Right now, there are no licensing requirements in any of the 50 states. Licensing is a State-by State process. When a State passes a licensing law, which we hope will occur, the process of becoming licensed will be determined by the State and not by an Association or College. Instead, all business interests, including associations and colleges, will have a say in the process. The usual outcome historically is as follows.

  1. Practitioners who graduated from State-Approved schools prior to licensing are grandfathered into the license.
  2. New graduates are given an exam administered by the State – not by an association. The State forms a board that administers the exam. The exam will have the support of all interested parties.
  3. Those who take a State-licensing exam DO NOT need to be a member of any organization. They simply need to graduate from a State Approved College.

How does accreditation play into this?

Schools may choose to be State-Approved or Accredited by an outside Agency such as the Western Association of Ayurvedic Schools and Colleges. There are many such agencies. The advantage of a school becoming accredited by Federally Recognized outside agency is the possibility that their students may attain federal student loans.  California College of Ayurveda is State-Approved. We have chosen not to go through the federal accreditation process at this time. Instead of tying students down to student debt, CCA has chosen to keep high quality education affordable, offer partial scholarships to those in need, and offer payment programs so that students graduate without debt.

What is the NAMA Accreditation Council (NAMAC) and how does it affect schools and students?

NAMAC is a new accrediting organization that is not accepted by most Ayurvedic Schools and Colleges. It is also not federally recognized. Hence, it is a private organization that is acting based on its own interests and ideas and hopes to become more relevant over time.

Although most of the standards NAMAC utilizes for Ayurvedic education were initially created by Dr. Halpern (one of the founders of NAMA), he does not support their current process. If a school’s program is accepted, the school can then advertise that they are NAMAC approved and pay to be listed on the NAMA / NAMAC websites.

The California College of Ayurveda has no intention at this time of requesting accreditation through their organization or supporting them financially.
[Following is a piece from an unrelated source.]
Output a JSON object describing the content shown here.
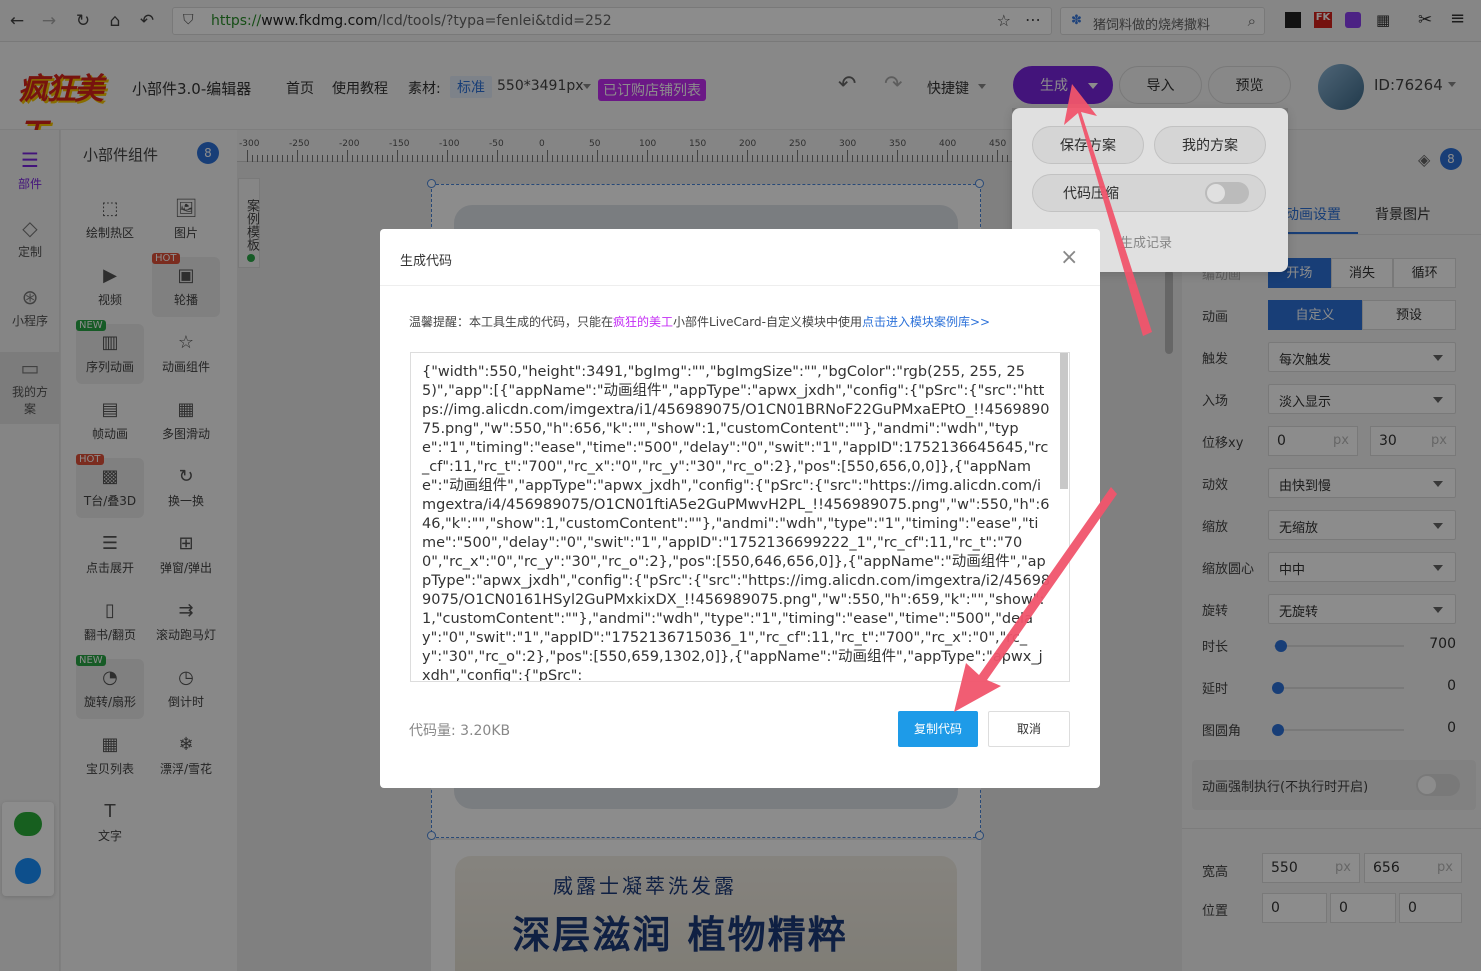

Accreditation through NAMAC, while sounding official, is entirely inconsequential as it is not a government organization and provides no substantial benefit to schools other than marketing and advertising.